Brief:
Please go through the records below and return every line holding the word "código".

(Extracted records)
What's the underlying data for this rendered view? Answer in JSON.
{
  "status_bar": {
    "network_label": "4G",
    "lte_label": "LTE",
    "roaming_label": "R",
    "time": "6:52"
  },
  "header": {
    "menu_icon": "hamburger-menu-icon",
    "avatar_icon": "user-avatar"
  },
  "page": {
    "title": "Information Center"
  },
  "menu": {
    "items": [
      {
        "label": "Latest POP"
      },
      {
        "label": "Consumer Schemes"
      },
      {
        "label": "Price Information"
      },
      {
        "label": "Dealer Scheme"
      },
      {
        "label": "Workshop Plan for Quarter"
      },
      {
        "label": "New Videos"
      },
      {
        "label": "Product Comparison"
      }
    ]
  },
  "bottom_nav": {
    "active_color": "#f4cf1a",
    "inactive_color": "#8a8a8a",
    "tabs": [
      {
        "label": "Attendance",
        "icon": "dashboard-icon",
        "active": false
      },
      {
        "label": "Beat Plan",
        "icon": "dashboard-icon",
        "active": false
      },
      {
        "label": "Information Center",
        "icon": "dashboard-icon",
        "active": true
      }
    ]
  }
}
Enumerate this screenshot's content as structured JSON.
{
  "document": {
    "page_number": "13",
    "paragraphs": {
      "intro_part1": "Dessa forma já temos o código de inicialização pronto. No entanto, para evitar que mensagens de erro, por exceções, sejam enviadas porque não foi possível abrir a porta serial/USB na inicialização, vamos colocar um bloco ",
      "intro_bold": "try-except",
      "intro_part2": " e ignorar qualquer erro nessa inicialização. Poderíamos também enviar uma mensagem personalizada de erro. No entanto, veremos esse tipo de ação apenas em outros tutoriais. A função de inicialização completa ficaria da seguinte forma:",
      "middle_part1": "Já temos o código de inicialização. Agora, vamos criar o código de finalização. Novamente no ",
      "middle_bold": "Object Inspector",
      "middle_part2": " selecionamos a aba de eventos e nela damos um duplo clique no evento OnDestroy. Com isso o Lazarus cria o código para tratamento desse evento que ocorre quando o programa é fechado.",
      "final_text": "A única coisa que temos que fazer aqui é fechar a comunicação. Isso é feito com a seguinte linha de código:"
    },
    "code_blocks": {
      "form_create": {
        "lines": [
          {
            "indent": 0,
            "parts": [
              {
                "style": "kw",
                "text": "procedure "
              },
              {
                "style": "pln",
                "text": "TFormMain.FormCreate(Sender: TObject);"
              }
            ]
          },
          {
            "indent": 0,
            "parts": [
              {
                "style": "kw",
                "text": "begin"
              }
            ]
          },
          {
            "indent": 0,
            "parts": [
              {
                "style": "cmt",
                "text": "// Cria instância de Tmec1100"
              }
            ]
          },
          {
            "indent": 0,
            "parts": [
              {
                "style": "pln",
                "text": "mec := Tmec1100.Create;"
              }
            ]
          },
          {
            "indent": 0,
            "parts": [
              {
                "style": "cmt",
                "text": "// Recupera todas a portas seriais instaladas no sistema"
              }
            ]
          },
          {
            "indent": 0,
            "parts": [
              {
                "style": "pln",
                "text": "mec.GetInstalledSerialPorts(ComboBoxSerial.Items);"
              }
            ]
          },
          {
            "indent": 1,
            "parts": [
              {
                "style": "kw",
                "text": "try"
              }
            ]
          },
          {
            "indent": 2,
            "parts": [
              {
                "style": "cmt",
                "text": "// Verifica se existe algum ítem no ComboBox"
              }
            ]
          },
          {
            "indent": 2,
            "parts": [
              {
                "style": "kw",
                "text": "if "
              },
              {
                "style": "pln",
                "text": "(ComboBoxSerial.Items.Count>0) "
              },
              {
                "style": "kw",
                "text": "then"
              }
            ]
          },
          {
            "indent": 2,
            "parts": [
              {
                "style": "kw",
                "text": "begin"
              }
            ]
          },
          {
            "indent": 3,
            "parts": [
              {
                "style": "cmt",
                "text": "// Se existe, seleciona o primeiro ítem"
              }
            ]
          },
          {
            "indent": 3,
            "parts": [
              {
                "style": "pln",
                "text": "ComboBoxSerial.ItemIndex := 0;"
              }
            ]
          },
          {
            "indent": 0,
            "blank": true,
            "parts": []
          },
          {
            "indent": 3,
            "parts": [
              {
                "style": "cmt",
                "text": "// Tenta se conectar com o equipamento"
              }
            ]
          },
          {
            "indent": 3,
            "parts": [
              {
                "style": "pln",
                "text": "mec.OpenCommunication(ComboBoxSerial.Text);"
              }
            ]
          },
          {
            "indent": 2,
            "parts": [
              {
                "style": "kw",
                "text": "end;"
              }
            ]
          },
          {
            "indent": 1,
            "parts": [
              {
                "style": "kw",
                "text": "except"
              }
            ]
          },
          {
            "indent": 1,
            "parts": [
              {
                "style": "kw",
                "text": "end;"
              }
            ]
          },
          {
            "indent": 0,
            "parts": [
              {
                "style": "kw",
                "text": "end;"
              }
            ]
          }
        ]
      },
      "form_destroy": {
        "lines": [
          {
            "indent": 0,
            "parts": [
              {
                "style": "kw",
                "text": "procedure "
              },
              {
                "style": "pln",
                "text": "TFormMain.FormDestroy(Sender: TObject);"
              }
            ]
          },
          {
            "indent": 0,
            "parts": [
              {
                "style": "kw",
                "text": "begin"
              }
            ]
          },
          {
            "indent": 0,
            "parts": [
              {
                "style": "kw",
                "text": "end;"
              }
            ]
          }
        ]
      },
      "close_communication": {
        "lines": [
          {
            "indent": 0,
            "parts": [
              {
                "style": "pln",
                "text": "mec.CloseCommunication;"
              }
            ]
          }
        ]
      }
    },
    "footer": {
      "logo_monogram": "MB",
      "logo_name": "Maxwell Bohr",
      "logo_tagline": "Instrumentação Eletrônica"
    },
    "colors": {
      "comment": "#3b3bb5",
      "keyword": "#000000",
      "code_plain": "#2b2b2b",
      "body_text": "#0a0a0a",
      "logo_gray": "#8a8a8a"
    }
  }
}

Output of the exercise:
      "intro_part1": "Dessa forma já temos o código de inicialização pronto. No entanto, para evitar que mensagens de erro, por exceções, sejam enviadas porque não foi possível abrir a porta serial/USB na inicialização, vamos colocar um bloco ",
      "middle_part1": "Já temos o código de inicialização. Agora, vamos criar o código de finalização. Novamente no ",
      "middle_part2": " selecionamos a aba de eventos e nela damos um duplo clique no evento OnDestroy. Com isso o Lazarus cria o código para tratamento desse evento que ocorre quando o programa é fechado.",
      "final_text": "A única coisa que temos que fazer aqui é fechar a comunicação. Isso é feito com a seguinte linha de código:"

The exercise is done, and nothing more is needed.